Jamie was 10 when he ran away. He had been struggling at home and at school for some time and just couldn’t stand it anymore. Discovering him missing, his parents called the police who eventually found him late that same night after an intensive search on foot, in cars and by helicopter. But, once he was safely back at home, his parents, who aren’t Christians, did a curious thing – they accepted help from the local church. Jamie had been attending a breakfast club at his school for some time and had made friends with the church workers and volunteers who staffed it. Now, following the family’s acceptance of help, he regularly meets with a member of the Mile Project’s staff who works with him one-to-one. He is doing much better at school and has also settled down at home.
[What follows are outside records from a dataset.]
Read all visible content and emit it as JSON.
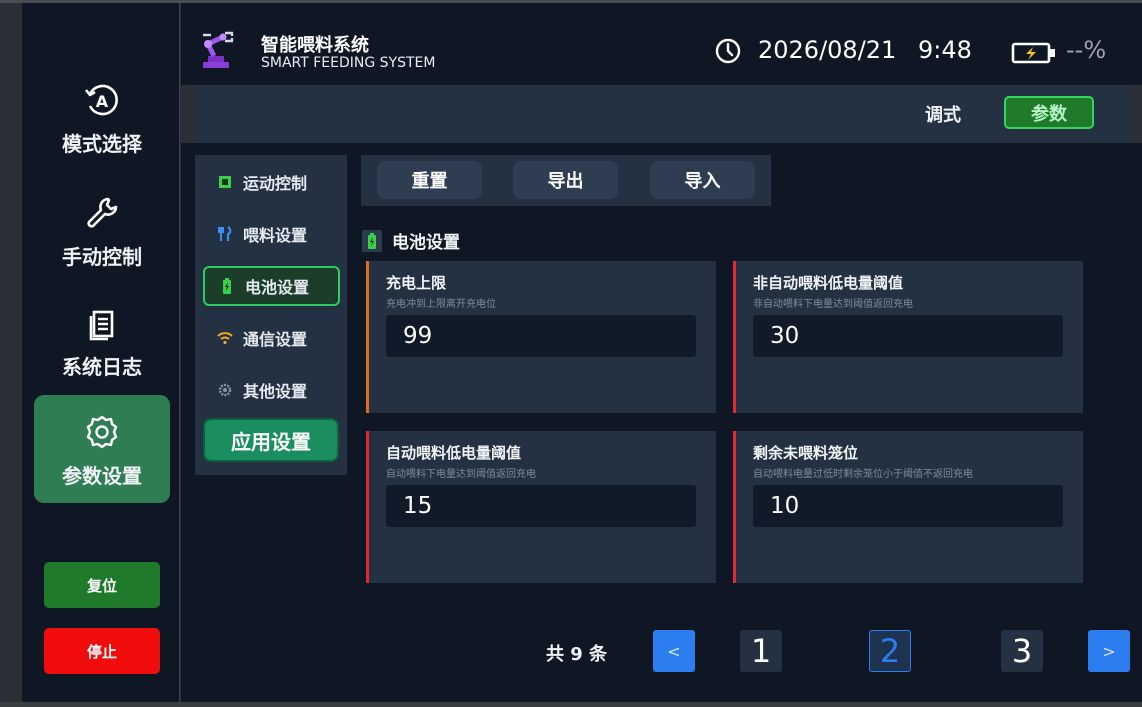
{
  "header": {
    "title": "智能喂料系统",
    "subtitle": "SMART FEEDING SYSTEM",
    "date": "2026/08/21",
    "time": "9:48",
    "battery": "--%"
  },
  "sidebar": {
    "items": [
      {
        "label": "模式选择",
        "icon": "mode-auto-icon"
      },
      {
        "label": "手动控制",
        "icon": "wrench-icon"
      },
      {
        "label": "系统日志",
        "icon": "log-file-icon"
      },
      {
        "label": "参数设置",
        "icon": "gear-icon"
      }
    ],
    "reset_label": "复位",
    "stop_label": "停止"
  },
  "modebar": {
    "debug_label": "调式",
    "param_label": "参数"
  },
  "subnav": {
    "items": [
      {
        "label": "运动控制",
        "icon": "chip-icon"
      },
      {
        "label": "喂料设置",
        "icon": "fork-knife-icon"
      },
      {
        "label": "电池设置",
        "icon": "battery-icon"
      },
      {
        "label": "通信设置",
        "icon": "wifi-icon"
      },
      {
        "label": "其他设置",
        "icon": "cog-icon"
      }
    ],
    "apply_label": "应用设置"
  },
  "toolbar": {
    "reset_label": "重置",
    "export_label": "导出",
    "import_label": "导入"
  },
  "section": {
    "title": "电池设置"
  },
  "cards": [
    {
      "title": "充电上限",
      "desc": "充电冲到上限离开充电位",
      "value": "99"
    },
    {
      "title": "非自动喂料低电量阈值",
      "desc": "非自动喂料下电量达到阈值返回充电",
      "value": "30"
    },
    {
      "title": "自动喂料低电量阈值",
      "desc": "自动喂料下电量达到阈值返回充电",
      "value": "15"
    },
    {
      "title": "剩余未喂料笼位",
      "desc": "自动喂料电量过低时剩余笼位小于阈值不返回充电",
      "value": "10"
    }
  ],
  "pagination": {
    "total": "共 9 条",
    "prev": "<",
    "next": ">",
    "pages": [
      "1",
      "2",
      "3"
    ],
    "current": "2"
  },
  "colors": {
    "accent_green": "#2f7d52",
    "stop_red": "#f20d0d",
    "page_blue": "#2b7df0",
    "card_border_red": "#e5272f",
    "card_border_orange": "#e26b1f"
  }
}
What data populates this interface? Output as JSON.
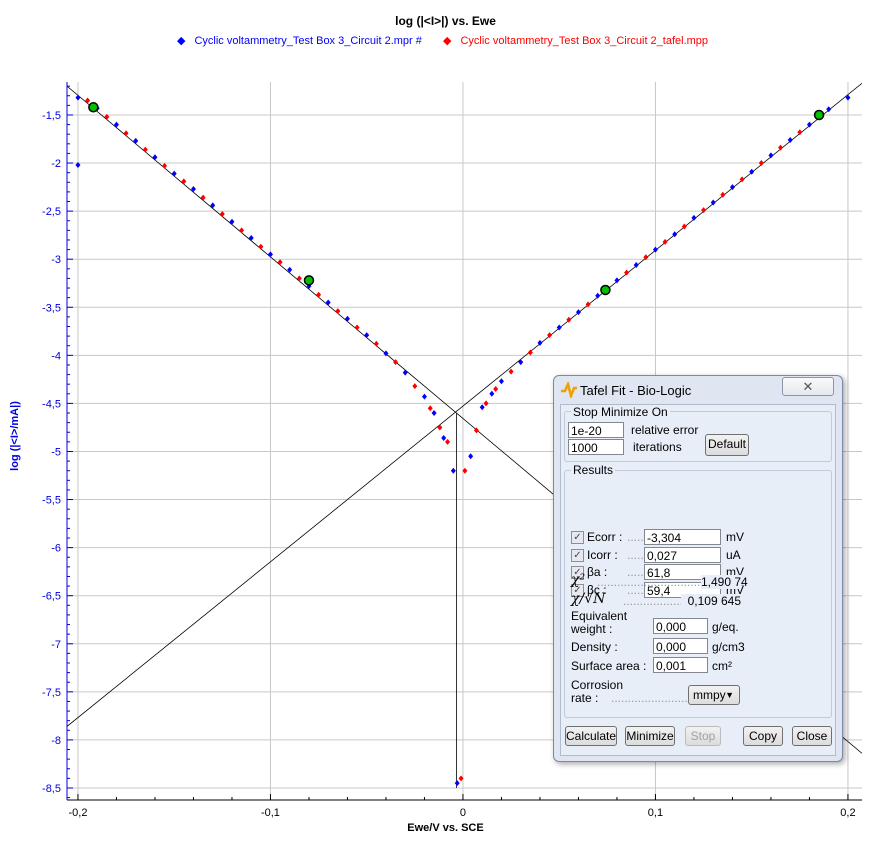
{
  "chart_data": {
    "type": "scatter",
    "title": "log (|<I>|) vs. Ewe",
    "xlabel": "Ewe/V vs. SCE",
    "ylabel": "log (|<I>/mA|)",
    "xlim": [
      -0.2057,
      0.2073
    ],
    "ylim": [
      -8.625,
      -1.157
    ],
    "xticks": [
      -0.2,
      -0.1,
      0,
      0.1,
      0.2
    ],
    "xtick_labels": [
      "-0,2",
      "-0,1",
      "0",
      "0,1",
      "0,2"
    ],
    "yticks": [
      -1.5,
      -2,
      -2.5,
      -3,
      -3.5,
      -4,
      -4.5,
      -5,
      -5.5,
      -6,
      -6.5,
      -7,
      -7.5,
      -8,
      -8.5
    ],
    "ytick_labels": [
      "-1,5",
      "-2",
      "-2,5",
      "-3",
      "-3,5",
      "-4",
      "-4,5",
      "-5",
      "-5,5",
      "-6",
      "-6,5",
      "-7",
      "-7,5",
      "-8",
      "-8,5"
    ],
    "grid": true,
    "legend_placement": "top",
    "series": [
      {
        "name": "Cyclic voltammetry_Test Box 3_Circuit 2.mpr #",
        "color": "#0000ff",
        "x": [
          -0.2,
          -0.2,
          -0.19,
          -0.18,
          -0.17,
          -0.16,
          -0.15,
          -0.14,
          -0.13,
          -0.12,
          -0.11,
          -0.1,
          -0.09,
          -0.08,
          -0.07,
          -0.06,
          -0.05,
          -0.04,
          -0.03,
          -0.02,
          -0.015,
          -0.01,
          -0.005,
          -0.003,
          0.004,
          0.01,
          0.015,
          0.02,
          0.03,
          0.04,
          0.05,
          0.06,
          0.07,
          0.08,
          0.09,
          0.1,
          0.11,
          0.12,
          0.13,
          0.14,
          0.15,
          0.16,
          0.17,
          0.18,
          0.19,
          0.2
        ],
        "y": [
          -1.32,
          -2.02,
          -1.43,
          -1.6,
          -1.77,
          -1.94,
          -2.11,
          -2.27,
          -2.44,
          -2.61,
          -2.78,
          -2.95,
          -3.11,
          -3.28,
          -3.45,
          -3.62,
          -3.79,
          -3.98,
          -4.18,
          -4.43,
          -4.6,
          -4.86,
          -5.2,
          -8.45,
          -5.05,
          -4.54,
          -4.4,
          -4.27,
          -4.07,
          -3.87,
          -3.71,
          -3.55,
          -3.38,
          -3.22,
          -3.06,
          -2.9,
          -2.74,
          -2.57,
          -2.41,
          -2.25,
          -2.09,
          -1.92,
          -1.76,
          -1.6,
          -1.44,
          -1.32
        ]
      },
      {
        "name": "Cyclic voltammetry_Test Box 3_Circuit 2_tafel.mpp",
        "color": "#ff0000",
        "x": [
          -0.195,
          -0.185,
          -0.175,
          -0.165,
          -0.155,
          -0.145,
          -0.135,
          -0.125,
          -0.115,
          -0.105,
          -0.095,
          -0.085,
          -0.075,
          -0.065,
          -0.055,
          -0.045,
          -0.035,
          -0.025,
          -0.017,
          -0.012,
          -0.008,
          -0.001,
          0.001,
          0.007,
          0.012,
          0.017,
          0.025,
          0.035,
          0.045,
          0.055,
          0.065,
          0.075,
          0.085,
          0.095,
          0.105,
          0.115,
          0.125,
          0.135,
          0.145,
          0.155,
          0.165,
          0.175,
          0.185
        ],
        "y": [
          -1.35,
          -1.52,
          -1.69,
          -1.86,
          -2.03,
          -2.19,
          -2.36,
          -2.53,
          -2.7,
          -2.87,
          -3.03,
          -3.2,
          -3.37,
          -3.54,
          -3.71,
          -3.88,
          -4.07,
          -4.32,
          -4.55,
          -4.75,
          -4.9,
          -8.4,
          -5.2,
          -4.78,
          -4.5,
          -4.35,
          -4.17,
          -3.97,
          -3.79,
          -3.63,
          -3.47,
          -3.3,
          -3.14,
          -2.98,
          -2.82,
          -2.66,
          -2.49,
          -2.33,
          -2.17,
          -2.0,
          -1.84,
          -1.68,
          -1.52
        ]
      }
    ],
    "fit_points": {
      "x": [
        -0.192,
        -0.08,
        0.074,
        0.185
      ],
      "y": [
        -1.42,
        -3.22,
        -3.32,
        -1.5
      ],
      "color": "#00c000"
    },
    "fit_lines": [
      {
        "x": [
          -0.2057,
          0.2073
        ],
        "y": [
          -7.86,
          -1.17
        ]
      },
      {
        "x": [
          -0.2057,
          0.2073
        ],
        "y": [
          -1.2,
          -8.14
        ]
      },
      {
        "x": [
          -0.0033,
          -0.0033
        ],
        "y": [
          -4.6,
          -8.5
        ]
      }
    ]
  },
  "dialog": {
    "title": "Tafel Fit - Bio-Logic",
    "close_glyph": "✕",
    "stop_group": "Stop Minimize On",
    "rel_error_value": "1e-20",
    "rel_error_label": "relative error",
    "iter_value": "1000",
    "iter_label": "iterations",
    "default_btn": "Default",
    "results_group": "Results",
    "rows": [
      {
        "label": "Ecorr :",
        "value": "-3,304",
        "unit": "mV",
        "checked": true
      },
      {
        "label": "Icorr :",
        "value": "0,027",
        "unit": "uA",
        "checked": true
      },
      {
        "label": "βa :",
        "value": "61,8",
        "unit": "mV",
        "checked": true
      },
      {
        "label": "βc :",
        "value": "59,4",
        "unit": "mV",
        "checked": true
      }
    ],
    "chi2_label": "χ²",
    "chi2_value": "1,490 74",
    "chin_label": "χ/√N",
    "chin_value": "0,109 645",
    "eqw_label1": "Equivalent",
    "eqw_label2": "weight :",
    "eqw_value": "0,000",
    "eqw_unit": "g/eq.",
    "density_label": "Density :",
    "density_value": "0,000",
    "density_unit": "g/cm3",
    "area_label": "Surface area :",
    "area_value": "0,001",
    "area_unit": "cm²",
    "corr_label1": "Corrosion",
    "corr_label2": "rate :",
    "corr_value": "mmpy",
    "buttons": [
      "Calculate",
      "Minimize",
      "Stop",
      "Copy",
      "Close"
    ]
  }
}
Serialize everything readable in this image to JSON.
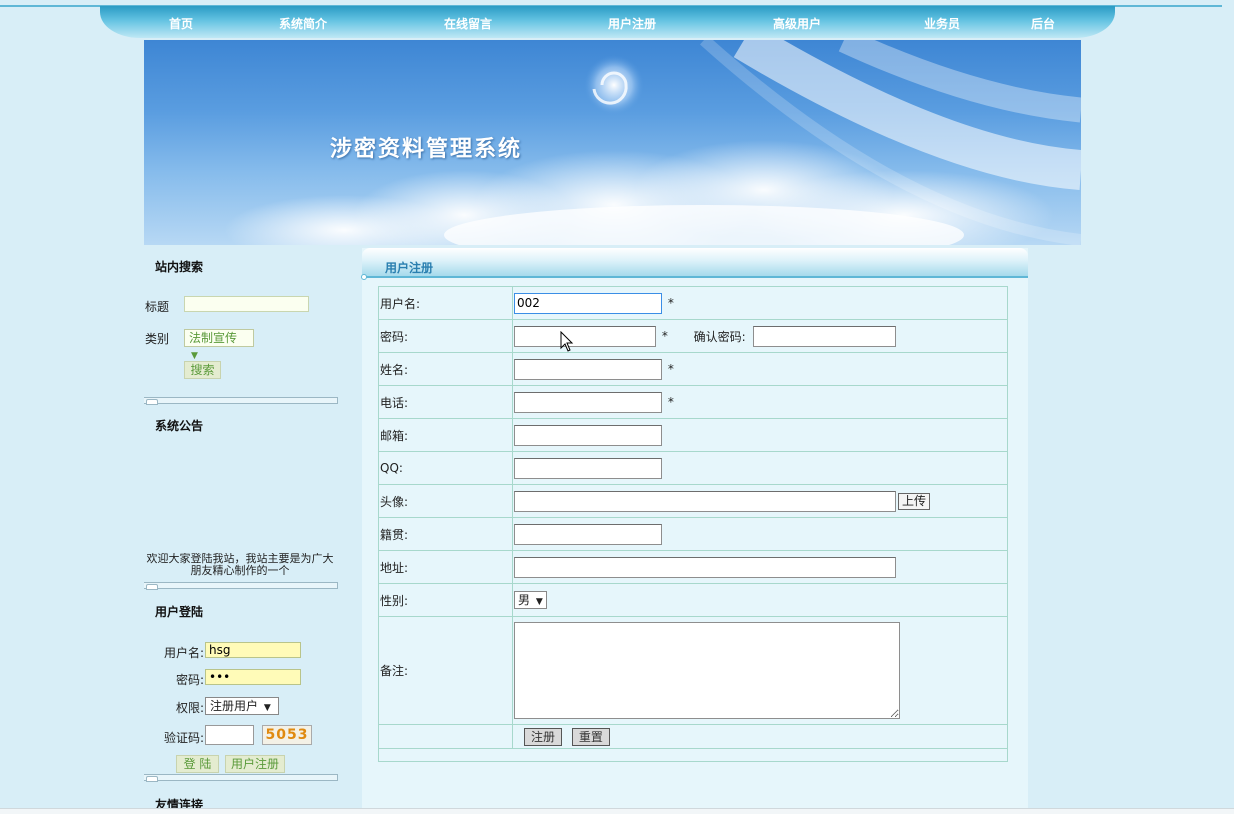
{
  "nav": {
    "items": [
      "首页",
      "系统简介",
      "在线留言",
      "用户注册",
      "高级用户",
      "业务员",
      "后台"
    ]
  },
  "banner": {
    "title": "涉密资料管理系统"
  },
  "sidebar": {
    "search": {
      "heading": "站内搜索",
      "title_label": "标题",
      "title_value": "",
      "category_label": "类别",
      "category_value": "法制宣传",
      "search_button": "搜索"
    },
    "notice": {
      "heading": "系统公告",
      "text": "欢迎大家登陆我站，我站主要是为广大朋友精心制作的一个"
    },
    "login": {
      "heading": "用户登陆",
      "username_label": "用户名:",
      "username_value": "hsg",
      "password_label": "密码:",
      "password_value": "•••",
      "role_label": "权限:",
      "role_value": "注册用户",
      "captcha_label": "验证码:",
      "captcha_value": "",
      "captcha_image": "5053",
      "login_button": "登 陆",
      "register_button": "用户注册"
    },
    "links": {
      "heading": "友情连接"
    }
  },
  "main": {
    "title": "用户注册",
    "form": {
      "username_label": "用户名:",
      "username_value": "002",
      "password_label": "密码:",
      "confirm_label": "确认密码:",
      "name_label": "姓名:",
      "phone_label": "电话:",
      "email_label": "邮箱:",
      "qq_label": "QQ:",
      "avatar_label": "头像:",
      "upload_button": "上传",
      "hometown_label": "籍贯:",
      "address_label": "地址:",
      "gender_label": "性别:",
      "gender_value": "男",
      "remark_label": "备注:",
      "required_mark": "*",
      "submit_button": "注册",
      "reset_button": "重置"
    }
  },
  "colors": {
    "page_bg": "#d8eef7",
    "nav": "#2a9bc4",
    "link_green": "#5a9a3a",
    "panel_bg": "#e6f6fb"
  }
}
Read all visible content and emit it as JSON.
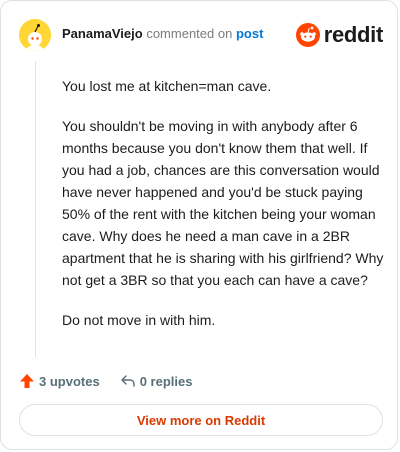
{
  "header": {
    "username": "PanamaViejo",
    "action_text": "commented on",
    "post_link": "post",
    "logo_text": "reddit"
  },
  "comment": {
    "paragraphs": [
      "You lost me at kitchen=man cave.",
      "You shouldn't be moving in with anybody after 6 months because you don't know them that well. If you had a job, chances are this conversation would have never happened and you'd be stuck paying 50% of the rent with the kitchen being your woman cave. Why does he need a man cave in a 2BR apartment that he is sharing with his girlfriend? Why not get a 3BR so that you each can have a cave?",
      "Do not move in with him."
    ]
  },
  "footer": {
    "upvotes_label": "3 upvotes",
    "replies_label": "0 replies"
  },
  "cta": {
    "view_more_label": "View more on Reddit"
  },
  "colors": {
    "accent_orange": "#ff4500",
    "link_blue": "#0079d3",
    "cta_text": "#d93a00",
    "avatar_yellow": "#ffd635"
  },
  "icons": {
    "avatar": "snoo-avatar-icon",
    "logo": "reddit-logo-icon",
    "upvote": "upvote-arrow-icon",
    "reply": "reply-arrow-icon"
  }
}
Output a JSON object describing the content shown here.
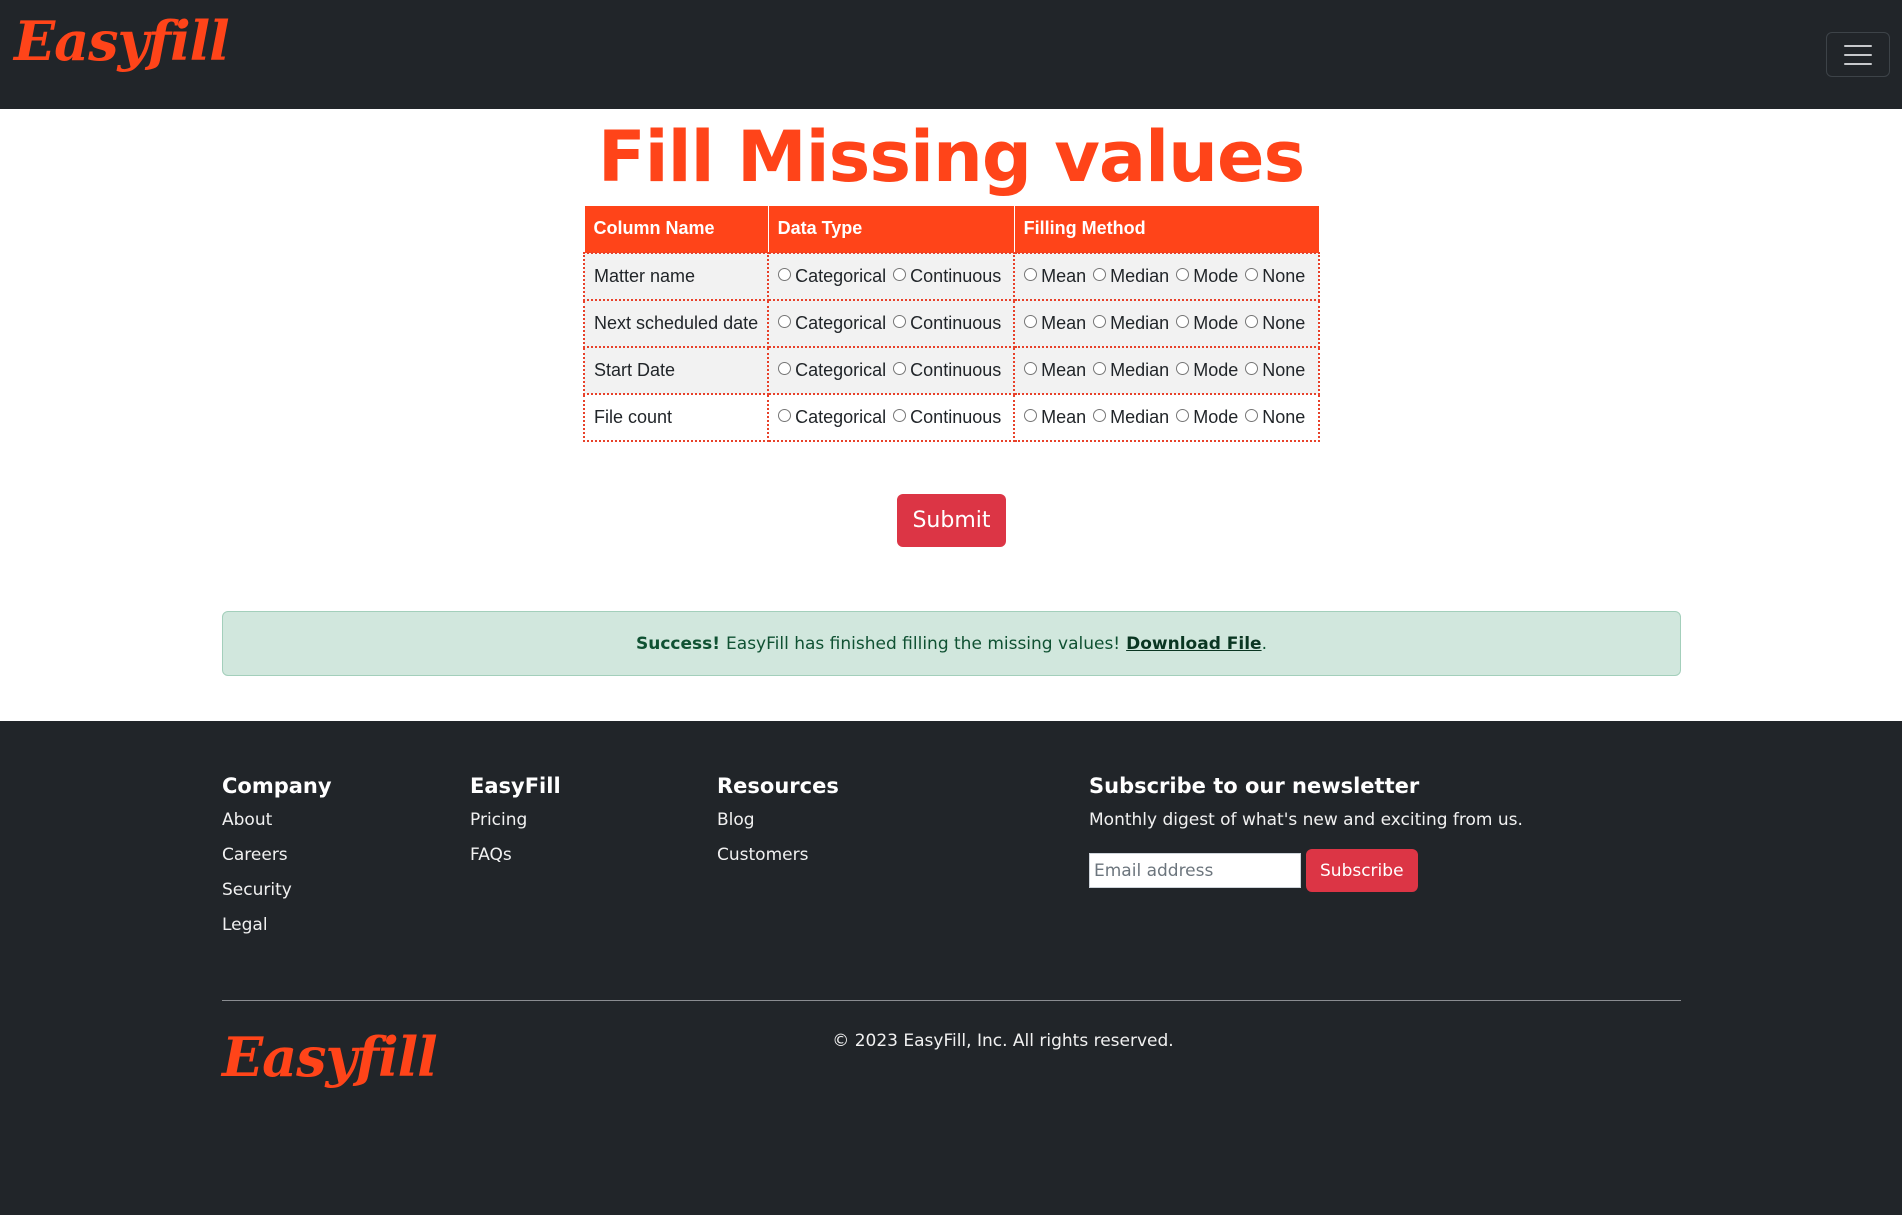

Maybridge Community Church understands holistic service. Their ‘Mile Project’ incorporates a broad range of initiatives to meet the multilayered needs of the surrounding community. Aside from the breakfast club for school children, they also run a Citizens Advice centre, a befriending scheme, a ‘Good Neighbour’ project, a calendar of social events for the elderly and vulnerable, a ‘well baby’ clinic, a parent and toddler group, and an after school club for pupils who are at risk of exclusion from education.

Maybridge Community Church thinks in an integrated way. The various services it offers to the local community all feed into each other. Jamie’s story is not unusual – many people who make use of one of the services that Maybridge offers, eventually go on to use others and become part of the Church community. For example, volunteers regularly working on an elderly person’s garden (as part of the Good Neighbour project) invariably build good relationships with them. Over time they might encourage their client to attend the ‘Community Teas’ programme which offers them the chance not only to get out of the house but also to make new friends.

Similarly, parents who attend the ‘Well Baby’ clinic to meet with health professionals in their child’s first months easily make the transition to ‘Take a Break’ (the parent and toddler group) as their child gets older.

This is ‘joined up’ thinking – establishing programmes which make sense independently but even more so collectively. If we are truly going to serve people we must consider the whole person – body, mind and spirit. It’s a bit like doing a Rubik’s Cube – you can’t solve the puzzle by concentrating on one of the sides; if you focus on just getting all of the blue squares in the right place the other five sides will be a mess. You need to think in a ‘joined up’ way to solve a Rubik’s Cube and you need to think in a ‘joined up’ way to serve people. Maybridge has looked at the problems in its community and come up with a web of ways in which it can help. It’s still early days but it has truly earthed itself in the community and become an example of how the

Church can deliver a cohesive and consistent message of hope.

If you would like further information about Maybridge Community Church’s ‘Mile Project’, ‘joined up’ community development or to debate the issues it raises, visit www.faithworks.info

Faithworks exists to resource and equip churches, Christian projects and individuals as they play their full part at the hub of their local communities as well as actively liasing with central, regional and local government.

The Faithworks Movement is a partnership between CARE, Care for the Family, Caritas - Social Action, Christianity + Renewal, Christian Herald, Credit Action, Moorlands College, Oasis Trust, Shaftesbury Housing Group, Stewardship Services and the YMCA, and is also supported by a wide range of denominations and church networks.

Chalke and Change Jargon Buster

We live in a world addicted to jargon. Computer nerds, businessmen, the military, politicians, Christians – all have their own specialist language.

P.D.As, C.P.As, R.P.Gs, L.S.Ps and L.E.Ps; pdf. files, low hanging fruit, collateral damage, early day motions and ministry times – society is littered abbreviations and ‘in crowd’ terminology. The problem comes when one group or tribe wants to communicate with another. In order to hear and be heard it has to learn a foreign language. If the Church is going to talk to the government, other voluntary agencies, social services, the NHS etc. we are going to have to become bi-lingual. Each month Chalke and Change unpacks one key phrase of community development language and explores how it can be useful to churches. This month what is ‘joined up thinking’?

Joined up thinking – considering how individual policies or projects fit together and serve purpose of our broader objectives; looking at how specific initiatives tie in with the bigger picture; planning in an intelligent, integrated, efficient, effective and cohesive way.

Perhaps it’s easiest to explain joined up thinking by looking at examples of where it breaks down. For instance, recently the government has expressed its commitment to working alongside faith groups. For the first time in years the politicians have realised that people motivated by faith are key players in the provision of social care because they deliver real results. However, the same government that recognises the need for faith groups is in the process of passing legislation that in some cases will make it illegal to consider faith in the employment of new staff.

The two things don’t tie in with each other – on the one hand the government is saying that faith groups are valuable because they get the job done, but on the other they are making it much harder for a faith based organisation to recruit like-minded staff. The government has failed to realise that faith is the critical, defining factor for faith communities. This isn’t a result of stupidity or bloody-mindedness – it’s just because life is very complicated.

But it’s not joined up.